(Items from an interface collection)
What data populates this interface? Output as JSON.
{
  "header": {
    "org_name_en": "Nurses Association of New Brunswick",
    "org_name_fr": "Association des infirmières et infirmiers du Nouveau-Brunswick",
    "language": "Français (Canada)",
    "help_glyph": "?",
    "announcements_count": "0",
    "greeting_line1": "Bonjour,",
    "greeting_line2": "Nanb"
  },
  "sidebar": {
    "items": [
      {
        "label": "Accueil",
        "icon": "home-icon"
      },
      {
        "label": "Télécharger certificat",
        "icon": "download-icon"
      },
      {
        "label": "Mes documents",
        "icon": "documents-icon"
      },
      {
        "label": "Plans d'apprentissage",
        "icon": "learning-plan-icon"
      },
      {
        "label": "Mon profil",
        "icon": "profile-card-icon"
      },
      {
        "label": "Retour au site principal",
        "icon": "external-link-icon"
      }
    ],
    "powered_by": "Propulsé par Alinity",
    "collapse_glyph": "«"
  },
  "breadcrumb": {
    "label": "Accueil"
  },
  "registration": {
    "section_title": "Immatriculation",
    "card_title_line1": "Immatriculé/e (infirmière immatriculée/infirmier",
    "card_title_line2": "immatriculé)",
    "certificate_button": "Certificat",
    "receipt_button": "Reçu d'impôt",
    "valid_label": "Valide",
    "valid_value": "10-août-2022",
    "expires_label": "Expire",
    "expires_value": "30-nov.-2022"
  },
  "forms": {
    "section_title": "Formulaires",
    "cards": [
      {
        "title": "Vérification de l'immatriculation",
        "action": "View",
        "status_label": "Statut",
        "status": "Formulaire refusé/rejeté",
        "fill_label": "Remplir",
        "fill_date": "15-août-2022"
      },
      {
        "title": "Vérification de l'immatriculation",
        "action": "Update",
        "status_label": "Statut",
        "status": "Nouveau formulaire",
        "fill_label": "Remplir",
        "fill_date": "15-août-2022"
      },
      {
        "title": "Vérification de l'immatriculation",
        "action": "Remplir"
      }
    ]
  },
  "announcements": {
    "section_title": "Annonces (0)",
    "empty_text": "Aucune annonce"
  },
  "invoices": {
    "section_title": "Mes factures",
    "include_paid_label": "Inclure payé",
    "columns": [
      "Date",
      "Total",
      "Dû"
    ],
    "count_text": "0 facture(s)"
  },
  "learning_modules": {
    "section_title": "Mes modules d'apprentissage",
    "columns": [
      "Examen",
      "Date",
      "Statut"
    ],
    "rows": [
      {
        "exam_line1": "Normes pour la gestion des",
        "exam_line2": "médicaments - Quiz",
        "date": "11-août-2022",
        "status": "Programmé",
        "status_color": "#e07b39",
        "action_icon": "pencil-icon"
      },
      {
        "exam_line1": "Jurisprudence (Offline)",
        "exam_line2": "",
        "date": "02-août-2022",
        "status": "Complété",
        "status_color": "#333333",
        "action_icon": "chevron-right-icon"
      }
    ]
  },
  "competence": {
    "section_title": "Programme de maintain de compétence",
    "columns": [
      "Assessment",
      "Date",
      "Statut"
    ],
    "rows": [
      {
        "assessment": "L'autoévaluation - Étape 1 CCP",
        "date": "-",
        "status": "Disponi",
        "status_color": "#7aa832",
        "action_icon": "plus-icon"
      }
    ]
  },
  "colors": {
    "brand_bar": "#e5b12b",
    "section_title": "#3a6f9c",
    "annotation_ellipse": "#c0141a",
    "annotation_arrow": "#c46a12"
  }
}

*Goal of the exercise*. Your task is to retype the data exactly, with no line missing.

*Expected answer*.
What data populates this interface? Output as JSON.
{
  "header": {
    "org_name_en": "Nurses Association of New Brunswick",
    "org_name_fr": "Association des infirmières et infirmiers du Nouveau-Brunswick",
    "language": "Français (Canada)",
    "help_glyph": "?",
    "announcements_count": "0",
    "greeting_line1": "Bonjour,",
    "greeting_line2": "Nanb"
  },
  "sidebar": {
    "items": [
      {
        "label": "Accueil",
        "icon": "home-icon"
      },
      {
        "label": "Télécharger certificat",
        "icon": "download-icon"
      },
      {
        "label": "Mes documents",
        "icon": "documents-icon"
      },
      {
        "label": "Plans d'apprentissage",
        "icon": "learning-plan-icon"
      },
      {
        "label": "Mon profil",
        "icon": "profile-card-icon"
      },
      {
        "label": "Retour au site principal",
        "icon": "external-link-icon"
      }
    ],
    "powered_by": "Propulsé par Alinity",
    "collapse_glyph": "«"
  },
  "breadcrumb": {
    "label": "Accueil"
  },
  "registration": {
    "section_title": "Immatriculation",
    "card_title_line1": "Immatriculé/e (infirmière immatriculée/infirmier",
    "card_title_line2": "immatriculé)",
    "certificate_button": "Certificat",
    "receipt_button": "Reçu d'impôt",
    "valid_label": "Valide",
    "valid_value": "10-août-2022",
    "expires_label": "Expire",
    "expires_value": "30-nov.-2022"
  },
  "forms": {
    "section_title": "Formulaires",
    "cards": [
      {
        "title": "Vérification de l'immatriculation",
        "action": "View",
        "status_label": "Statut",
        "status": "Formulaire refusé/rejeté",
        "fill_label": "Remplir",
        "fill_date": "15-août-2022"
      },
      {
        "title": "Vérification de l'immatriculation",
        "action": "Update",
        "status_label": "Statut",
        "status": "Nouveau formulaire",
        "fill_label": "Remplir",
        "fill_date": "15-août-2022"
      },
      {
        "title": "Vérification de l'immatriculation",
        "action": "Remplir"
      }
    ]
  },
  "announcements": {
    "section_title": "Annonces (0)",
    "empty_text": "Aucune annonce"
  },
  "invoices": {
    "section_title": "Mes factures",
    "include_paid_label": "Inclure payé",
    "columns": [
      "Date",
      "Total",
      "Dû"
    ],
    "count_text": "0 facture(s)"
  },
  "learning_modules": {
    "section_title": "Mes modules d'apprentissage",
    "columns": [
      "Examen",
      "Date",
      "Statut"
    ],
    "rows": [
      {
        "exam_line1": "Normes pour la gestion des",
        "exam_line2": "médicaments - Quiz",
        "date": "11-août-2022",
        "status": "Programmé",
        "status_color": "#e07b39",
        "action_icon": "pencil-icon"
      },
      {
        "exam_line1": "Jurisprudence (Offline)",
        "exam_line2": "",
        "date": "02-août-2022",
        "status": "Complété",
        "status_color": "#333333",
        "action_icon": "chevron-right-icon"
      }
    ]
  },
  "competence": {
    "section_title": "Programme de maintain de compétence",
    "columns": [
      "Assessment",
      "Date",
      "Statut"
    ],
    "rows": [
      {
        "assessment": "L'autoévaluation - Étape 1 CCP",
        "date": "-",
        "status": "Disponi",
        "status_color": "#7aa832",
        "action_icon": "plus-icon"
      }
    ]
  },
  "colors": {
    "brand_bar": "#e5b12b",
    "section_title": "#3a6f9c",
    "annotation_ellipse": "#c0141a",
    "annotation_arrow": "#c46a12"
  }
}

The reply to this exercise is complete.